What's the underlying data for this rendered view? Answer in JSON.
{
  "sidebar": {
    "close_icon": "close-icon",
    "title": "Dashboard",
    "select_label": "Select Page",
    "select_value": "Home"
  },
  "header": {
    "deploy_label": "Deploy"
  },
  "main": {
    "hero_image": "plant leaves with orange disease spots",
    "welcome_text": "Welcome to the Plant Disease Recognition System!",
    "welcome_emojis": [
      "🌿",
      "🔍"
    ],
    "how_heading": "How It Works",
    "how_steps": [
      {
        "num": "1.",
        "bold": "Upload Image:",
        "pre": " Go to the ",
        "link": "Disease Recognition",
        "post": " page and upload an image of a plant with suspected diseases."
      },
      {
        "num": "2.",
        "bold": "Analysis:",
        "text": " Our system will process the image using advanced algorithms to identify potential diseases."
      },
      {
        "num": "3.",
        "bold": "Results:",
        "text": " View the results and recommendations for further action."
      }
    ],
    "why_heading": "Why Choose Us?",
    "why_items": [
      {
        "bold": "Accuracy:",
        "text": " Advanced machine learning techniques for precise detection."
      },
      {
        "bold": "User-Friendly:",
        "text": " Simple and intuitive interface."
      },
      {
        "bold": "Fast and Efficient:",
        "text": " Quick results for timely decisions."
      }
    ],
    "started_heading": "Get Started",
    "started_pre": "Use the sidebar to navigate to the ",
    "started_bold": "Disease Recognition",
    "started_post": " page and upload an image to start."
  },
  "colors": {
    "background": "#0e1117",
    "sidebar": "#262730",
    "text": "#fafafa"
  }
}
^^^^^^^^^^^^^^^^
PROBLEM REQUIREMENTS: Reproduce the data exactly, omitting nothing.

TASK SOLUTION:
What's the underlying data for this rendered view? Answer in JSON.
{
  "sidebar": {
    "close_icon": "close-icon",
    "title": "Dashboard",
    "select_label": "Select Page",
    "select_value": "Home"
  },
  "header": {
    "deploy_label": "Deploy"
  },
  "main": {
    "hero_image": "plant leaves with orange disease spots",
    "welcome_text": "Welcome to the Plant Disease Recognition System!",
    "welcome_emojis": [
      "🌿",
      "🔍"
    ],
    "how_heading": "How It Works",
    "how_steps": [
      {
        "num": "1.",
        "bold": "Upload Image:",
        "pre": " Go to the ",
        "link": "Disease Recognition",
        "post": " page and upload an image of a plant with suspected diseases."
      },
      {
        "num": "2.",
        "bold": "Analysis:",
        "text": " Our system will process the image using advanced algorithms to identify potential diseases."
      },
      {
        "num": "3.",
        "bold": "Results:",
        "text": " View the results and recommendations for further action."
      }
    ],
    "why_heading": "Why Choose Us?",
    "why_items": [
      {
        "bold": "Accuracy:",
        "text": " Advanced machine learning techniques for precise detection."
      },
      {
        "bold": "User-Friendly:",
        "text": " Simple and intuitive interface."
      },
      {
        "bold": "Fast and Efficient:",
        "text": " Quick results for timely decisions."
      }
    ],
    "started_heading": "Get Started",
    "started_pre": "Use the sidebar to navigate to the ",
    "started_bold": "Disease Recognition",
    "started_post": " page and upload an image to start."
  },
  "colors": {
    "background": "#0e1117",
    "sidebar": "#262730",
    "text": "#fafafa"
  }
}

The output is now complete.